Obviously all worked out well in the end since William and Mary wereissued a marriage license in San Antonio, Texas on December 13th, 1844and were married the same day by Justice of The Peace Lee. The witnesseswere W.J. Riddle and William Small. According to one piece of familyinformation they were married on the 16th. Unless a second ceremony washeld this is incorrect. According to family legend from multiple sourcesWilliam and Mary were married at the Alamo. This is somewhat puzzlingsince the Alamo was no longer a church at that time. Are the legends fromseveral family sources wrong or did they hold the ceremony at the Alamofor sentimental reasons or out of respect for it's history? Could it be asimple mistake such as "married near the Alamo" over a period of yearsbecoming "married at the Alamo"? Unless more clues are forthcoming onecan only speculate.
Written, researched and compiled by F. Scott Hinkle in Scottsdale,Arizona on January 16, 1998
Katie Melissa (Stewart) Sanford papers
Record of Marriage License and Marriage from the Bexar County Courthouse
C. Zachary Van Cleave of Uvalde, TX.
Nell (Stokes) Adams of Phoenix, AZ.

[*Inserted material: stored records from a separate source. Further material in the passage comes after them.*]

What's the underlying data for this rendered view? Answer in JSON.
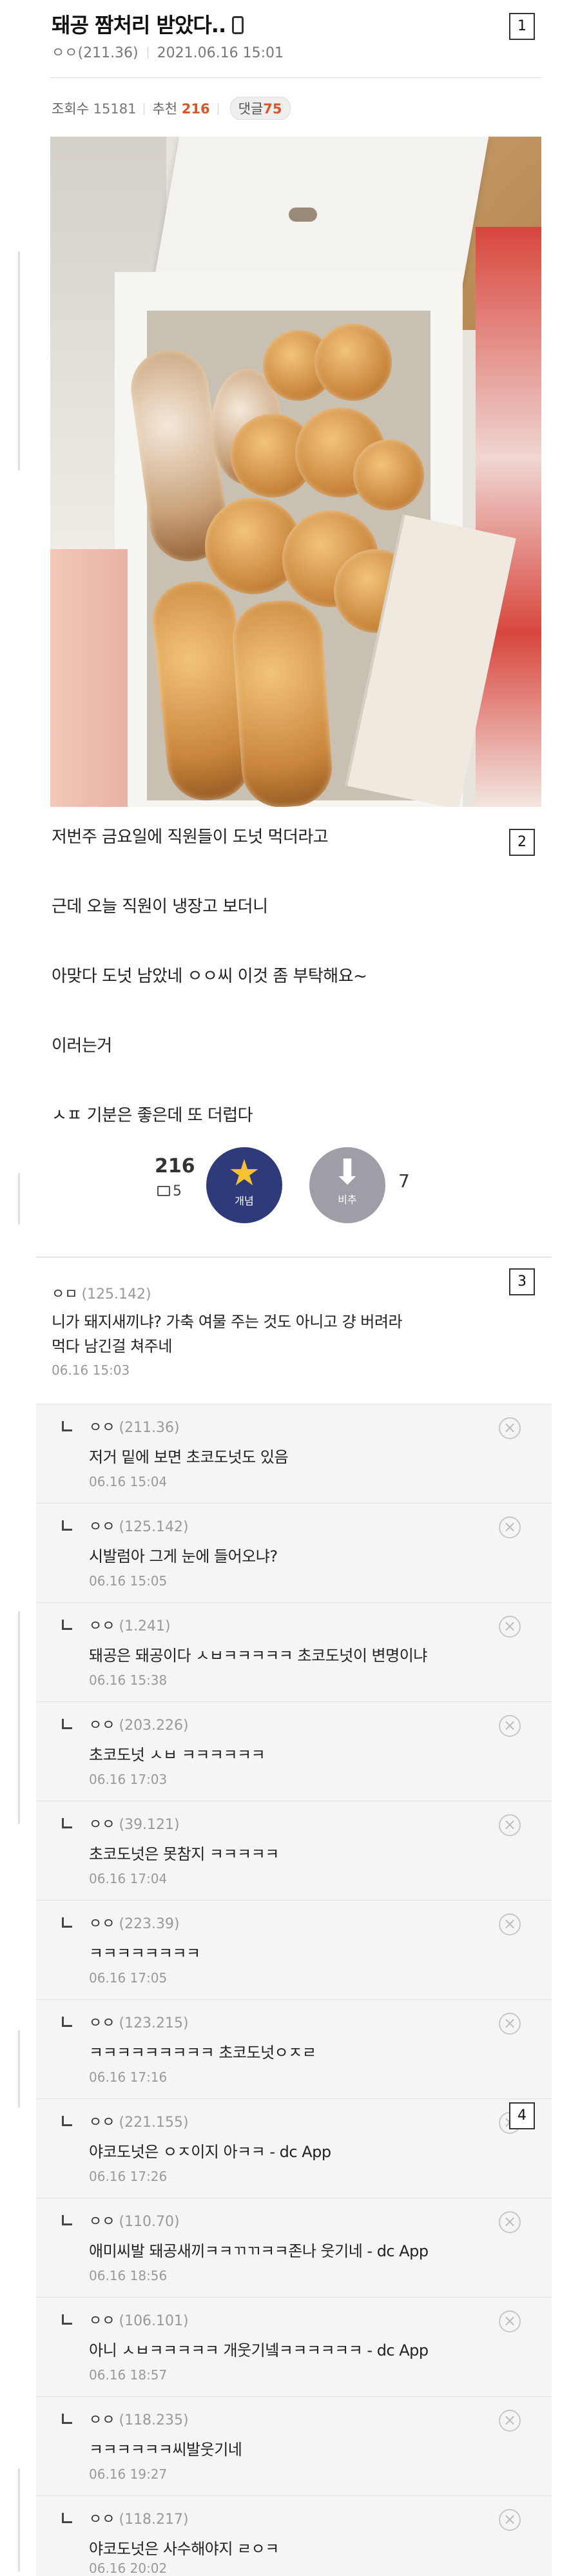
{
  "post": {
    "title": "돼공 짬처리 받았다..",
    "author": "ㅇㅇ(211.36)",
    "datetime": "2021.06.16 15:01",
    "views_label": "조회수",
    "views": "15181",
    "recommend_label": "추천",
    "recommend": "216",
    "comments_label": "댓글",
    "comments": "75",
    "body": [
      "저번주 금요일에 직원들이 도넛 먹더라고",
      "근데 오늘 직원이 냉장고 보더니",
      "아맞다 도넛 남았네 ㅇㅇ씨 이것 좀 부탁해요~",
      "이러는거",
      "ㅅㅍ 기분은 좋은데 또 더럽다"
    ]
  },
  "markers": [
    "1",
    "2",
    "3",
    "4"
  ],
  "vote": {
    "up_count": "216",
    "comment_count": "5",
    "up_label": "개념",
    "down_label": "비추",
    "down_count": "7"
  },
  "top_comment": {
    "nick": "ㅇㅁ",
    "ip": "(125.142)",
    "text_line1": "니가 돼지새끼냐? 가축 여물 주는 것도 아니고 걍 버려라",
    "text_line2": "먹다 남긴걸 쳐주네",
    "date": "06.16 15:03"
  },
  "replies": [
    {
      "nick": "ㅇㅇ",
      "ip": "(211.36)",
      "text": "저거 밑에 보면 초코도넛도 있음",
      "date": "06.16 15:04"
    },
    {
      "nick": "ㅇㅇ",
      "ip": "(125.142)",
      "text": "시발럼아 그게 눈에 들어오냐?",
      "date": "06.16 15:05"
    },
    {
      "nick": "ㅇㅇ",
      "ip": "(1.241)",
      "text": "돼공은 돼공이다 ㅅㅂㅋㅋㅋㅋㅋ 초코도넛이 변명이냐",
      "date": "06.16 15:38"
    },
    {
      "nick": "ㅇㅇ",
      "ip": "(203.226)",
      "text": "초코도넛 ㅅㅂ ㅋㅋㅋㅋㅋㅋ",
      "date": "06.16 17:03"
    },
    {
      "nick": "ㅇㅇ",
      "ip": "(39.121)",
      "text": "초코도넛은 못참지 ㅋㅋㅋㅋㅋ",
      "date": "06.16 17:04"
    },
    {
      "nick": "ㅇㅇ",
      "ip": "(223.39)",
      "text": "ㅋㅋㅋㅋㅋㅋㅋㅋ",
      "date": "06.16 17:05"
    },
    {
      "nick": "ㅇㅇ",
      "ip": "(123.215)",
      "text": "ㅋㅋㅋㅋㅋㅋㅋㅋㅋ 초코도넛ㅇㅈㄹ",
      "date": "06.16 17:16"
    },
    {
      "nick": "ㅇㅇ",
      "ip": "(221.155)",
      "text": "야코도넛은 ㅇㅈ이지 아ㅋㅋ - dc App",
      "date": "06.16 17:26"
    },
    {
      "nick": "ㅇㅇ",
      "ip": "(110.70)",
      "text": "애미씨발 돼공새끼ㅋㅋㄲㄲㅋㅋ존나 웃기네 - dc App",
      "date": "06.16 18:56"
    },
    {
      "nick": "ㅇㅇ",
      "ip": "(106.101)",
      "text": "아니 ㅅㅂㅋㅋㅋㅋㅋ 개웃기넼ㅋㅋㅋㅋㅋㅋ - dc App",
      "date": "06.16 18:57"
    },
    {
      "nick": "ㅇㅇ",
      "ip": "(118.235)",
      "text": "ㅋㅋㅋㅋㅋㅋ씨발웃기네",
      "date": "06.16 19:27"
    },
    {
      "nick": "ㅇㅇ",
      "ip": "(118.217)",
      "text": "야코도넛은 사수해야지 ㄹㅇㅋ",
      "date": "06.16 20:02"
    }
  ],
  "colors": {
    "accent": "#d8562c",
    "vote_up": "#2f3a7a",
    "vote_down": "#9e9fa6",
    "star": "#f6c233"
  }
}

HUTTO , James Emery b. May 08, 1824 - Founder of Hutto Texas
The Hutto Family - 0rangeburgh Carolina, Origins of the Family